If a man is standing on the equator of a non-rotating planet then the normal force is equal and opposite to the weight force.

If the planet now starts rotating then there would be a net (centripetal) force directed towards the centre equal to $mg-N$. If the planet continued to increase its rotational speed then eventually the centripetal force would equal the weight force and the man would be in orbit (on the surface of the planet). My question is where does this net force stem from? Is the centripetal force a part of the weight force or is the centripetal force opposing and reducing the normal force? If it is opposing and reducing the normal force then wouldn't this require an actual force to do so?

The centripetal force is the total sum of all forces along the radial direction.

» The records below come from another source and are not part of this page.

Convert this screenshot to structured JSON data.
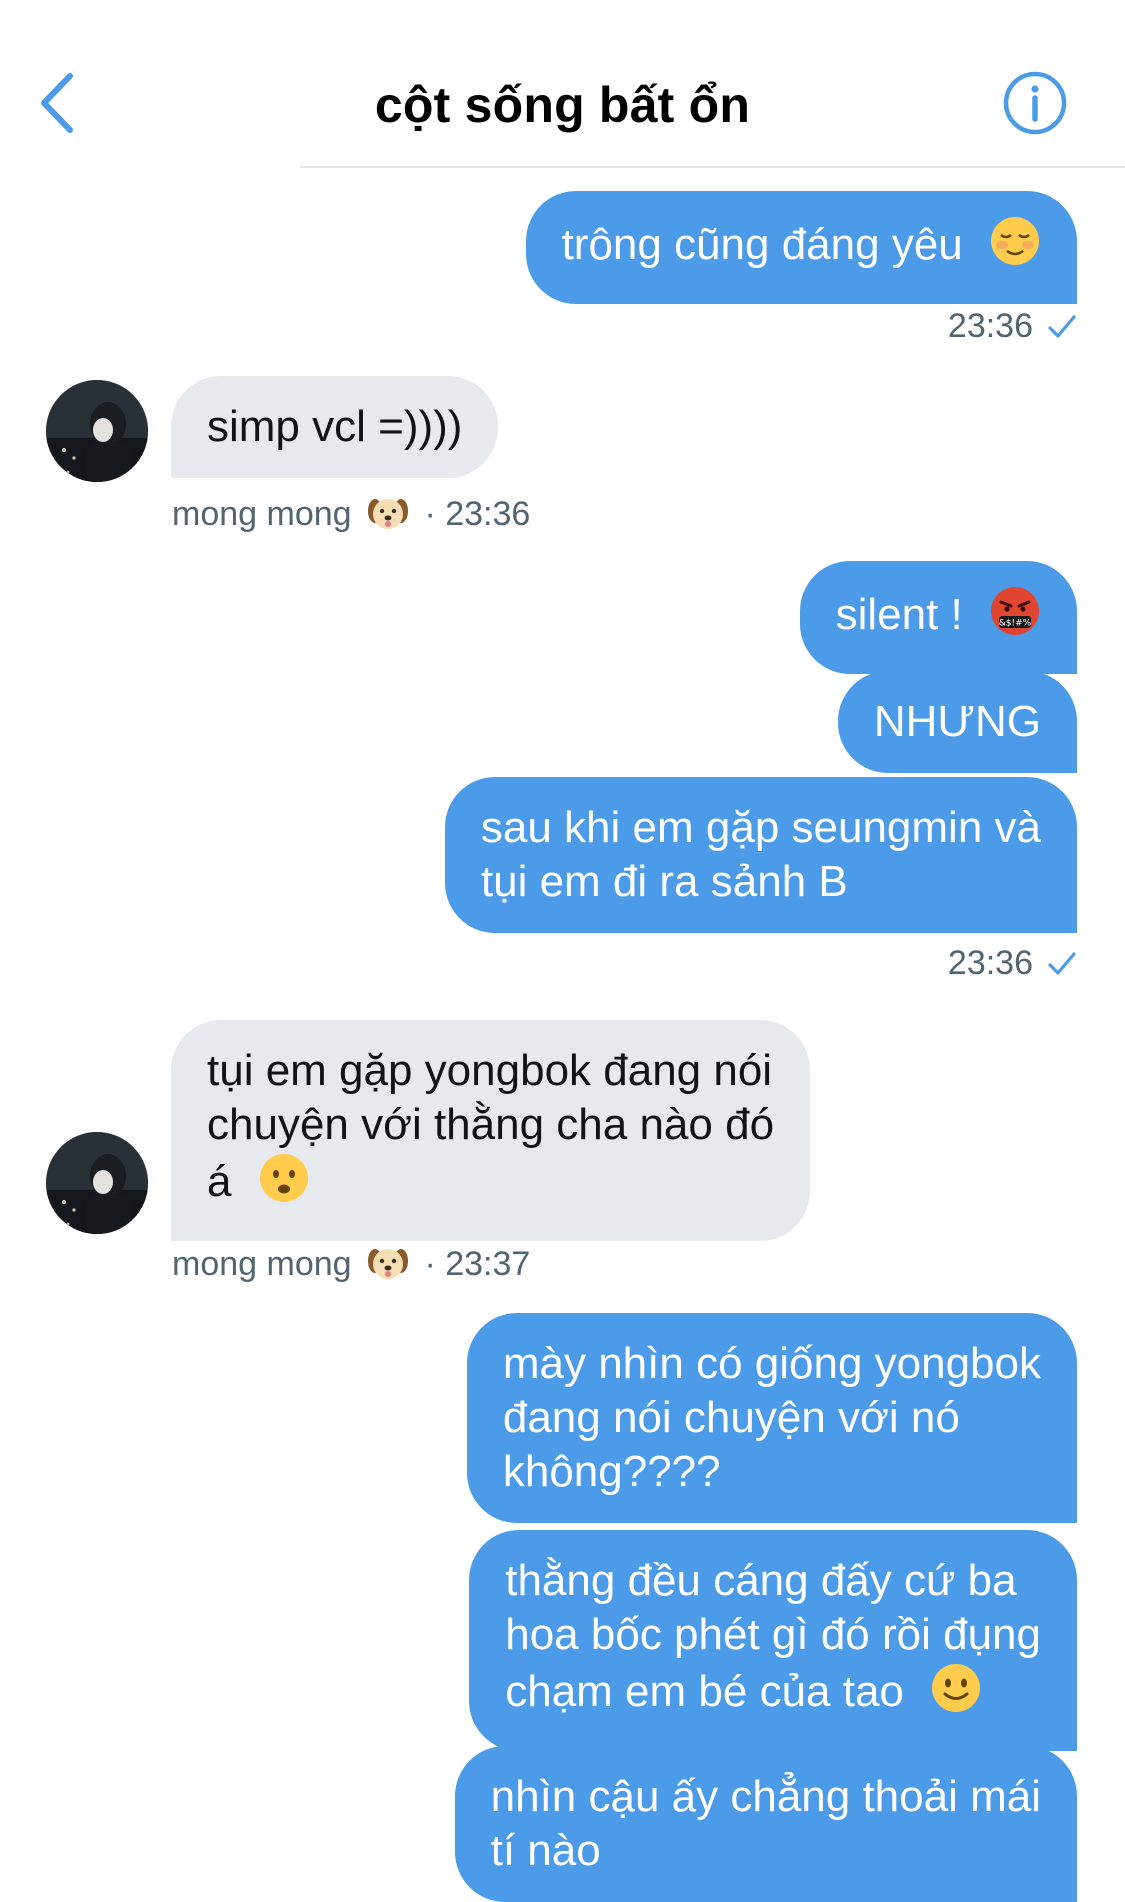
{
  "header": {
    "title": "cột sống bất ổn",
    "back_icon": "chevron-left-icon",
    "info_icon": "info-circle-icon",
    "accent_color": "#4c9be8"
  },
  "messages": [
    {
      "direction": "out",
      "text": "trông cũng đáng yêu",
      "emoji": "relieved-blush-emoji"
    },
    {
      "direction": "out",
      "time": "23:36",
      "status_icon": "check-icon"
    },
    {
      "direction": "in",
      "text": "simp vcl =))))"
    },
    {
      "direction": "in",
      "sender": "mong mong",
      "sender_emoji": "dog-face-emoji",
      "time": "· 23:36"
    },
    {
      "direction": "out",
      "text": "silent !",
      "emoji": "cursing-face-emoji",
      "emoji_text": "&$!#%"
    },
    {
      "direction": "out",
      "text": "NHƯNG"
    },
    {
      "direction": "out",
      "lines": [
        "sau khi em gặp seungmin và",
        "tụi em đi ra sảnh B"
      ]
    },
    {
      "direction": "out",
      "time": "23:36",
      "status_icon": "check-icon"
    },
    {
      "direction": "in",
      "lines": [
        "tụi em gặp yongbok đang nói",
        "chuyện với thằng cha nào đó",
        "á"
      ],
      "emoji": "frowning-face-emoji"
    },
    {
      "direction": "in",
      "sender": "mong mong",
      "sender_emoji": "dog-face-emoji",
      "time": "· 23:37"
    },
    {
      "direction": "out",
      "lines": [
        "mày nhìn có giống yongbok",
        "đang nói chuyện với nó",
        "không????"
      ]
    },
    {
      "direction": "out",
      "lines": [
        "thằng đều cáng đấy cứ ba",
        "hoa bốc phét gì đó rồi đụng",
        "chạm em bé của tao"
      ],
      "emoji": "slightly-smiling-emoji"
    },
    {
      "direction": "out",
      "lines": [
        "nhìn cậu ấy chẳng thoải mái",
        "tí nào"
      ]
    }
  ]
}
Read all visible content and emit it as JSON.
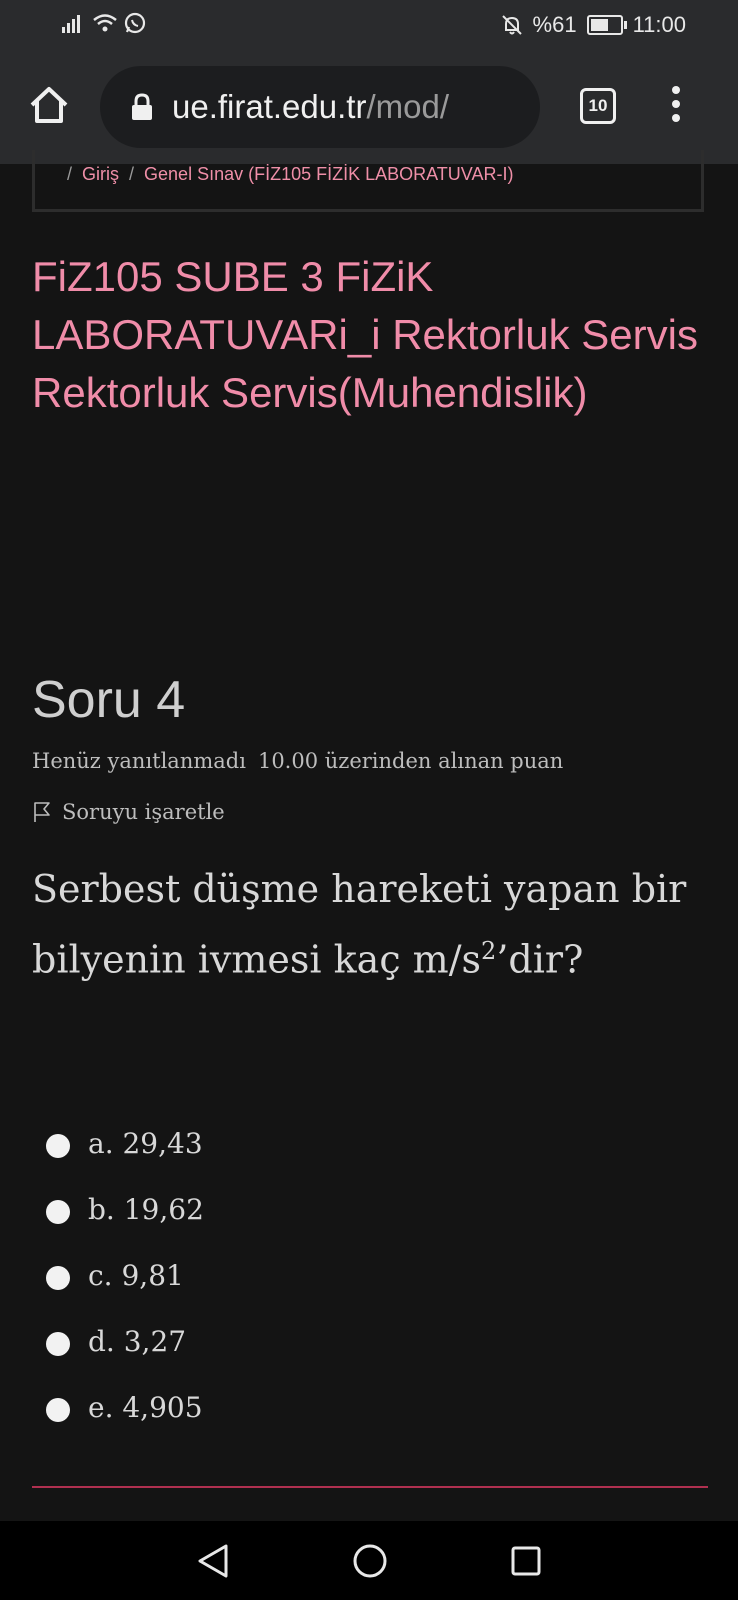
{
  "status_bar": {
    "battery_text": "%61",
    "time": "11:00"
  },
  "browser": {
    "url_host": "ue.firat.edu.tr",
    "url_path": "/mod/",
    "tab_count": "10"
  },
  "breadcrumb": {
    "separator": "/",
    "items": [
      "Giriş",
      "Genel Sınav (FİZ105 FİZİK LABORATUVAR-I)"
    ]
  },
  "course": {
    "title": "FiZ105 SUBE 3 FiZiK LABORATUVARi_i Rektorluk Servis Rektorluk Servis(Muhendislik)"
  },
  "question": {
    "title": "Soru 4",
    "state": "Henüz yanıtlanmadı",
    "grade": "10.00 üzerinden alınan puan",
    "flag_label": "Soruyu işaretle",
    "text_before": "Serbest düşme hareketi yapan bir bilyenin ivmesi kaç m/s",
    "superscript": "2",
    "text_after": "’dir?",
    "options": [
      {
        "label": "a. 29,43"
      },
      {
        "label": "b. 19,62"
      },
      {
        "label": "c. 9,81"
      },
      {
        "label": "d. 3,27"
      },
      {
        "label": "e. 4,905"
      }
    ]
  },
  "colors": {
    "accent": "#f08ca9",
    "background": "#141414",
    "divider": "#b03050"
  }
}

The weight minus the normal force in this case.

Weight and normal force are usually set equal in equations, yes, but in fact the weight is a tiny bit larger. That tiny bit is what constitutes the centripetal force.

First, formulate the Balance equation for the Forces as follows:

Introduce a coordinate System which (for simlpicity) are polar coordinates $\vec{x} = (x,y) = (rcos \phi,r sin\phi)$. You have to consider the Balance of Forces in the $r$-direction for the man. It is given by

$m\ddot{\vec{x}}\vec{e_r} = N-mg$

where $m$ is the mass, $g$ gravity acceleration, $N$ the normal force (acts only if the man is in contact with planet) and $\vec{e}_r$ the unit vector in $r$-direction. This unit vector Points in the same direction as $\vec{x}$ is pointing (radius Points from origin to the Position of the man); you have

$\vec{e_r} = \frac{\vec{x}}{|\vec{x}|}$.

After differentiating the Position vector, you obtain:

$m\dot{\vec{x}} = (\dot{r}cos \phi - \dot{\phi}rsin \phi,\dot{r}sin \phi + \dot{\phi}rcos \phi)$

$m\ddot{\vec{x}} = (\ddot{r}cos \phi - 2\dot{\phi}\dot {r}sin \phi -\ddot{\phi}rsin \phi -r\dot{\phi}^2cos \phi,\dots)$

After simplification you get

$m\ddot{\vec{x}}\vec{e_r} = m \ddot{r}-mr \dot{\phi}^2 = N-mg$.

If the man does not move radially (Equilibrium condition) you have $\ddot{r} = 0$, hence:

$N = m(g-r \dot{\phi}^2)$.

The normal force from earth surface on man decreases if the force term $mr \dot{\phi}^2$ increases; therefore this term is a centrifugal force term. The relation

$m \ddot{r} = mr \dot{\phi}^2 + F$

for some other external Forces $F$ Shows, that the centrifugal term causes an acceleration in positive r-direction, i.e. from the planet away.